▼
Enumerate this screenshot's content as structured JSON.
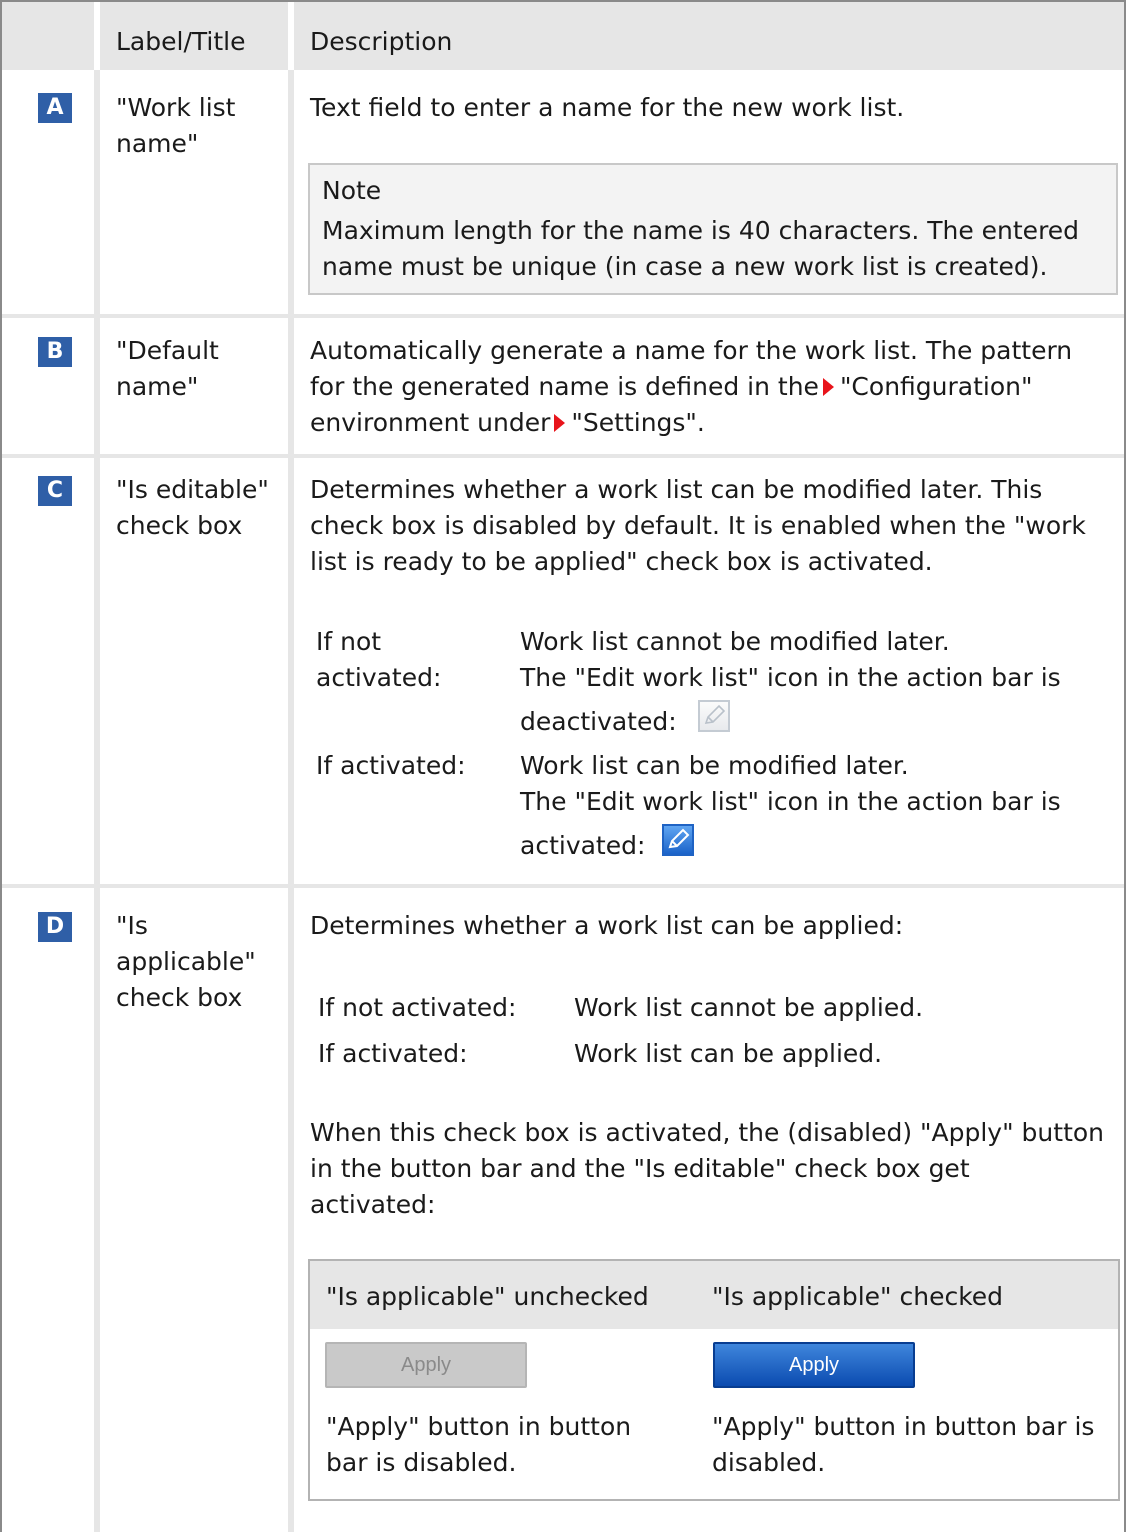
{
  "header": {
    "col_label": "Label/Title",
    "col_description": "Description"
  },
  "rows": [
    {
      "marker": "A",
      "label": [
        "\"Work list",
        "name\""
      ],
      "description": "Text field to enter a name for the new work list.",
      "note": {
        "title": "Note",
        "lines": [
          "Maximum length for the name is 40 characters. The entered",
          "name must be unique (in case a new work list is created)."
        ]
      }
    },
    {
      "marker": "B",
      "label": [
        "\"Default",
        "name\""
      ],
      "description_line1": "Automatically generate a name for the work list. The pattern",
      "description_line2_pre": "for the generated name is defined in the",
      "link_configuration": "\"Configuration\"",
      "description_line3_pre": "environment under",
      "link_settings": "\"Settings\"."
    },
    {
      "marker": "C",
      "label": [
        "\"Is editable\"",
        "check box"
      ],
      "description_lines": [
        "Determines whether a work list can be modified later. This",
        "check box is disabled by default. It is enabled when the \"work",
        "list is ready to be applied\" check box is activated."
      ],
      "states": [
        {
          "state": [
            "If not",
            "activated:"
          ],
          "text": [
            "Work list cannot be modified later.",
            "The \"Edit work list\" icon in the action bar is",
            "deactivated:"
          ],
          "icon": "pencil-disabled-icon"
        },
        {
          "state": [
            "If activated:"
          ],
          "text": [
            "Work list can be modified later.",
            "The \"Edit work list\" icon in the action bar is",
            "activated:"
          ],
          "icon": "pencil-enabled-icon"
        }
      ]
    },
    {
      "marker": "D",
      "label": [
        "\"Is",
        "applicable\"",
        "check box"
      ],
      "description": "Determines whether a work list can be applied:",
      "states": [
        {
          "state": "If not activated:",
          "text": "Work list cannot be applied."
        },
        {
          "state": "If activated:",
          "text": "Work list can be applied."
        }
      ],
      "after_lines": [
        "When this check box is activated, the (disabled) \"Apply\" button",
        "in the button bar and the \"Is editable\" check box get",
        "activated:"
      ],
      "comparison": {
        "col_unchecked": "\"Is applicable\" unchecked",
        "col_checked": "\"Is applicable\" checked",
        "button_label_disabled": "Apply",
        "button_label_enabled": "Apply",
        "caption_unchecked": [
          "\"Apply\" button in button",
          "bar is disabled."
        ],
        "caption_checked": [
          "\"Apply\" button in button bar is",
          "disabled."
        ]
      }
    }
  ]
}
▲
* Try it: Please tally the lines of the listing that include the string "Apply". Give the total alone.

* Written solution: 5